Climate change is not only inevitable, it is already here and can be felt everywhere in one way or another.
One of the most apparent effects of climate change in the US is flooding. The National Geographic estimates that more than 670 coastal communities in the US will face repeated flooding by the end of this century. And while mitigating climate change involves a series of difficult conversations, preparing for its effects should not be neglected.
If you’re worried about flooding in your community, know that there are a few things that you can do now to lessen the risk and give you more peace of mind.
Preparing a flood emergency kit is one of the most responsible courses you can take for the safety of your household. Here are some tips to help you.
Allot a minimum of two liters of water per person per day. Store them in containers that are both accessible and portable.
No-cook food that won’t go bad is the best choice for emergencies. Energy bars and dried food are among the easiest picks.
First Aid Kit
Include items that can dress wounds and trauma. Basic medicine for stomach and head aches should also be added. If members of your family need specialized medication like inhalers, don’t forget to include at least a week’s worth in your kit as well.
A wind-up flashlight is ideal, since battery-operated ones are limited by the amount of batteries you prepare as well.
Similar to flashlights, try to get a hold of wind-up radios since you won’t know just how long you’ll need it for.
Hygiene is one of the things you may not readily think about when emergencies happen. However, having toiletries available to you may help prevent infection and disease, particularly during longer periods.
Keep some spending cash and change in your kit in case the flood affects electronic payment methods. A checkbook may also come in handy.
During emergencies, you may end up misplacing important items like your house and car keys. Make sure you keep copies in your kit so you’ll always have access to them.
Keep copies of your important documents like bank statements, insurance policies, ID cards, and house deeds. You may also want to save copies of your priceless family pictures. You can also save space by scanning paper documents and saving them in a flash drive.

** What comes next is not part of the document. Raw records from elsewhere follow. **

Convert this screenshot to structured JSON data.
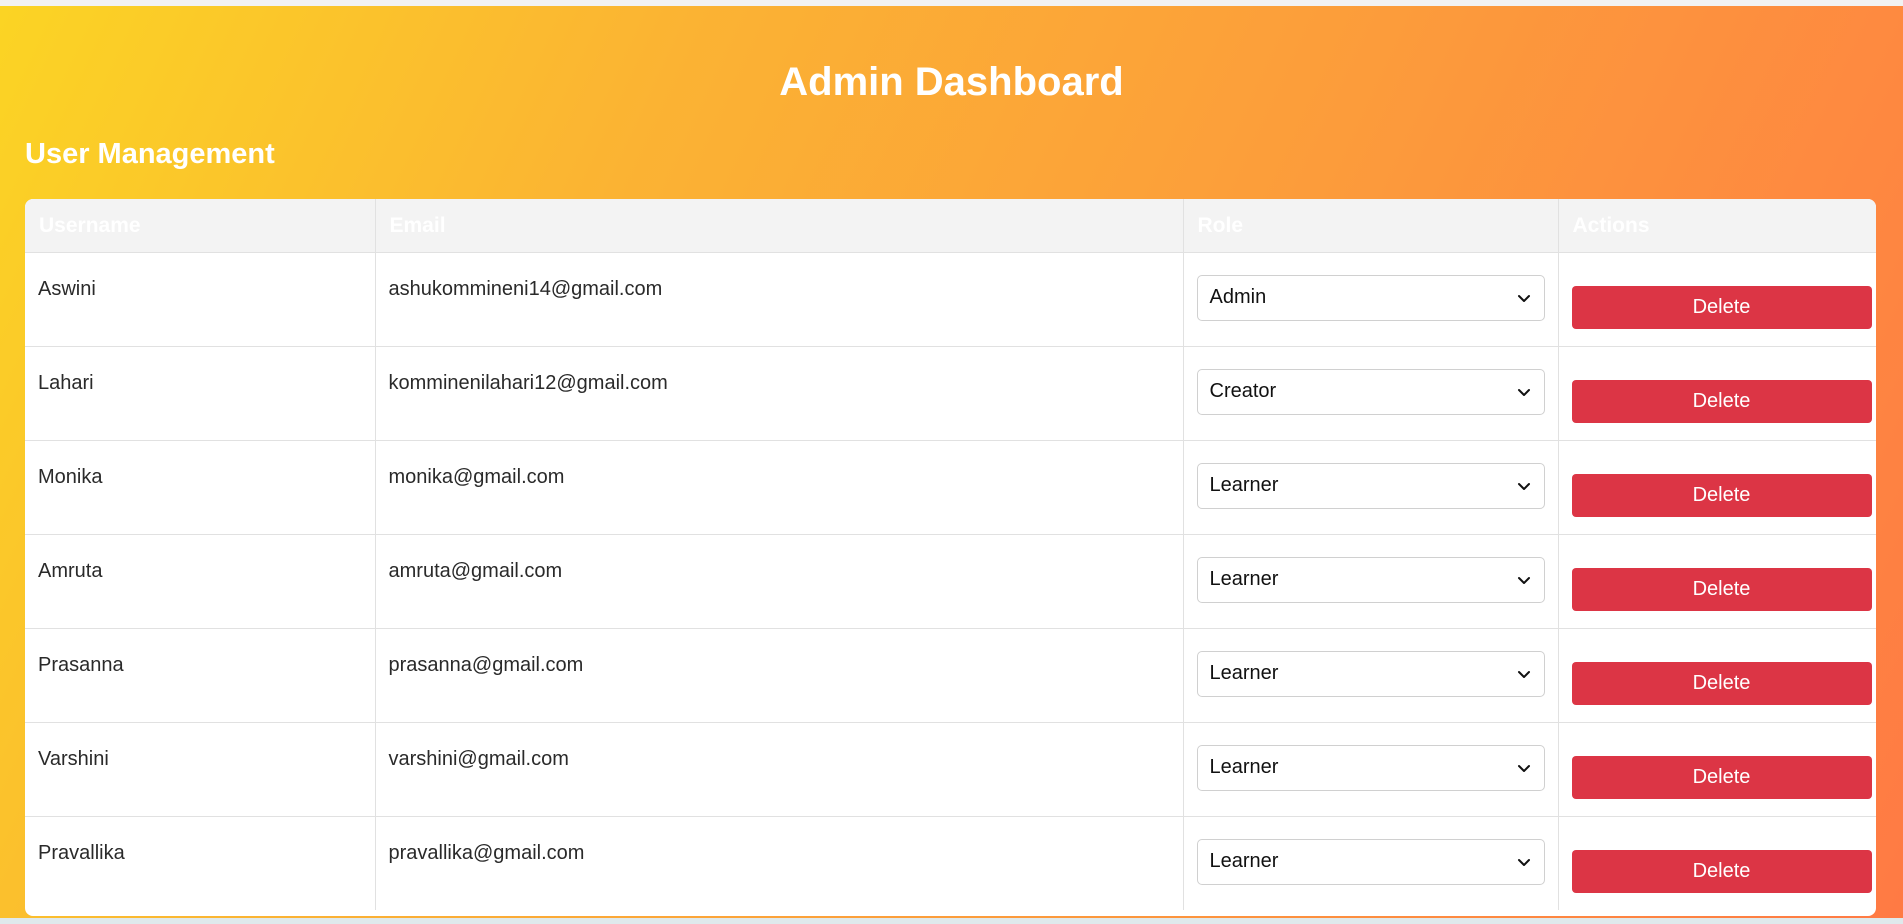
{
  "header": {
    "title": "Admin Dashboard",
    "section_title": "User Management"
  },
  "table": {
    "columns": [
      "Username",
      "Email",
      "Role",
      "Actions"
    ],
    "rows": [
      {
        "username": "Aswini",
        "email": "ashukommineni14@gmail.com",
        "role": "Admin",
        "action": "Delete"
      },
      {
        "username": "Lahari",
        "email": "komminenilahari12@gmail.com",
        "role": "Creator",
        "action": "Delete"
      },
      {
        "username": "Monika",
        "email": "monika@gmail.com",
        "role": "Learner",
        "action": "Delete"
      },
      {
        "username": "Amruta",
        "email": "amruta@gmail.com",
        "role": "Learner",
        "action": "Delete"
      },
      {
        "username": "Prasanna",
        "email": "prasanna@gmail.com",
        "role": "Learner",
        "action": "Delete"
      },
      {
        "username": "Varshini",
        "email": "varshini@gmail.com",
        "role": "Learner",
        "action": "Delete"
      },
      {
        "username": "Pravallika",
        "email": "pravallika@gmail.com",
        "role": "Learner",
        "action": "Delete"
      }
    ]
  },
  "colors": {
    "gradient_start": "#fbd424",
    "gradient_end": "#ff7a44",
    "delete_button": "#dc3545",
    "header_bg": "#f3f3f3"
  },
  "icons": {
    "select": "chevron-down-icon"
  }
}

Along with your kit, your family needs to have an emergency plan. Discuss it with everyone in your household and make sure you are all on board. Assign duties for everyone and have backup plans for when you get separated. To keep track of the plan, keep a copy in your kit as well. This should include the contact information of authorities and emergency family contacts.
If your kit can accommodate it, include a couple of days’ worth of clothes for everyone in your family.
Some basic household tools may come in handy in emergencies. Some damaged items may need a quick fix before they can be of use again.
Take mobile phones to the next level with a satellite radio device. In cases of nearby cellular breakdown, a sat phone may just be the difference between inconvenience and disaster.
Another essential thing to bring with you during emergencies is your calmness. Panicking will worsen any situation. Build your emergency kit well with this guide and feel a little more at ease when the floods do come.